I was walking from the pool to work this morning, checking my emails on my phone and it struck me (not for the first time) that I’m pretty much a 24 hour DBA these days. I’m not paid to be on call, I’m just a 9-5 guy, but all my Cloud Control notifications come through to my phone and tablet. I know when backups have completed (or failed). I know when a Tnsping takes too long. I know when we have storage issues. I know all this because Cloud Control tells me.
Now you might look on this as a bad thing, but being the control freak I am, I prefer to get a message on a Sunday telling me something is broken, hop on the computer and fix it there and then, rather than coming in on Monday to a complete sh*t-storm of users complaining. I’m not paid to do it, but that’s the way I roll.
While walking down memory lane I was thinking about all the scripting I used to do to check all this stuff. Endless amounts of shell scripts to check services and backups etc. I don’t do hardly any of that these days. Cloud Control handles all that.
We are a pretty small Oracle shop, but I think life would be a whole lot more difficult without Cloud Control. I’ve mentioned this a number of times, but it’s worth saying again… If you have more than a handful of Oracle databases, you really should be using Cloud Control these days. It’s as simple as that.
Just in case you are wondering, this is how our infrastructure looks this morning…
I wrote about the Code Based Access Control (CBAC) stuff in Oracle Database 12c a while back.
I’ve recently “completed the set” by looking at the INHERIT PRIVILEGES and BEQUEATH CURRENT_USER stuff for PL/SQL code and views respectively.
It’s pretty cool, but I’m not sure how much of it I will see in the wild as it will require developers to do a bit more thinking, rather than doing what they’ve always done…
There’s a neat little change to the Automatic Diagnostics Repository (ADR) in Oracle 12c. You can now track DDL operations and some of the messages that would have formerly gone to the alert log and trace files are now written to the debug log. This should thin out some of the crap from the alert log hopefully. Not surprisingly, ADRCI has had a minor tweak so you can report this stuff.
You can see what I wrote about it here:
Of course, the day-to-day usage remains the same, as discussed here:
I’ve been having a play with Oracle Linux 7 beta over the weekend. Not surprisingly my first thoughts were to install the Oracle database on it.
As expected, the installations were almost identical or Fedora 19.
I’ve put a warning on the front of the OL7 articles, but I’m sure it won’t stop some Muppets using it in production then trying to blame me.
I don’t know how long it will be until OL7 goes to production and I’m sure it will be a long time before anything is certified against it, but it’s always nice to see what’s coming… I’ll update the articles when anything significant happens…

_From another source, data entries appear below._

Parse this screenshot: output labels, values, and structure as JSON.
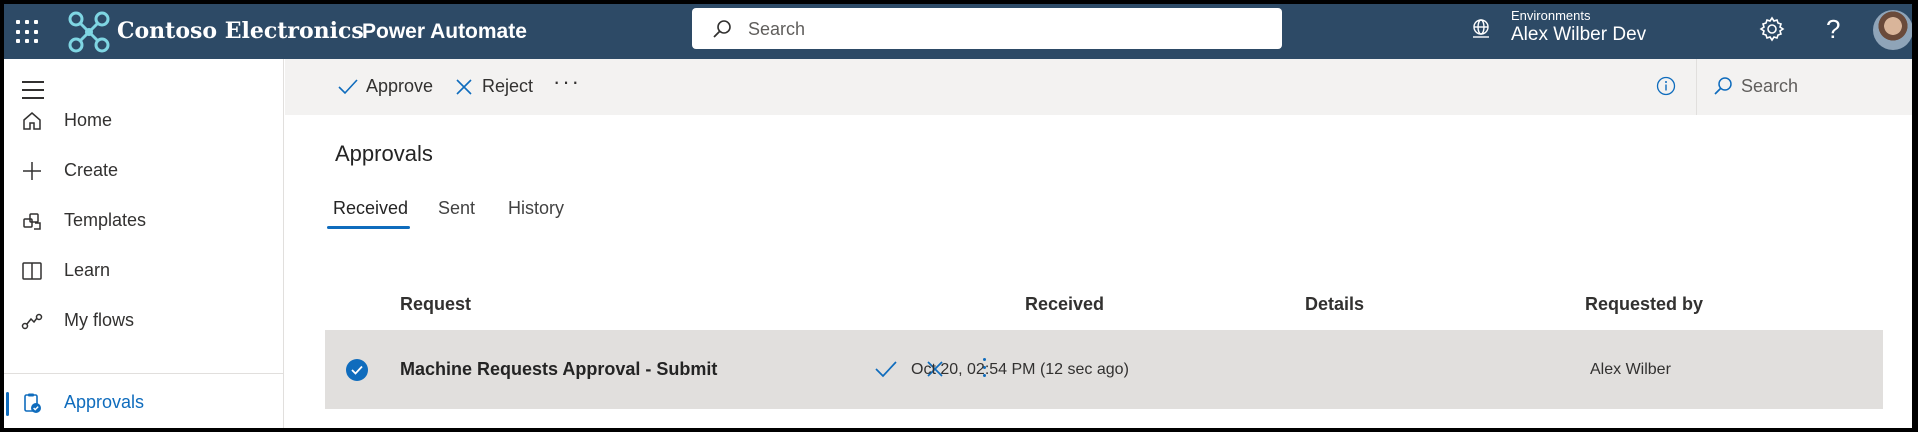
{
  "topbar": {
    "org_name": "Contoso Electronics",
    "app_name": "Power Automate",
    "search_placeholder": "Search",
    "environments_label": "Environments",
    "environment_name": "Alex Wilber Dev",
    "help_glyph": "?"
  },
  "leftnav": {
    "items": [
      {
        "label": "Home",
        "icon": "home-icon"
      },
      {
        "label": "Create",
        "icon": "plus-icon"
      },
      {
        "label": "Templates",
        "icon": "templates-icon"
      },
      {
        "label": "Learn",
        "icon": "book-icon"
      },
      {
        "label": "My flows",
        "icon": "flows-icon"
      },
      {
        "label": "Approvals",
        "icon": "approvals-icon",
        "active": true
      }
    ]
  },
  "commandbar": {
    "approve_label": "Approve",
    "reject_label": "Reject",
    "more_label": "···",
    "search_placeholder": "Search"
  },
  "main": {
    "title": "Approvals",
    "tabs": [
      {
        "label": "Received",
        "active": true
      },
      {
        "label": "Sent"
      },
      {
        "label": "History"
      }
    ],
    "columns": [
      "Request",
      "Received",
      "Details",
      "Requested by"
    ],
    "rows": [
      {
        "selected": true,
        "request": "Machine Requests Approval - Submit",
        "received": "Oct 20, 02:54 PM (12 sec ago)",
        "details": "",
        "requested_by": "Alex Wilber"
      }
    ]
  },
  "colors": {
    "header_bg": "#2d4a66",
    "accent": "#0f6cbd",
    "selected_row": "#e1dfdd",
    "command_bar_bg": "#f3f2f1"
  }
}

I’ve recently put some new Oracle 12c articles on the website.
The privilege usage stuff is really cool. Normally, trying to figure out what you can remove from a user is always a complete pain in the ass. Some of the databases I’m currently working with have used GRANT like it’s going out of fashion. Trying to identify what is really necessary is a tough job. Features like this are going to be hard to wait for…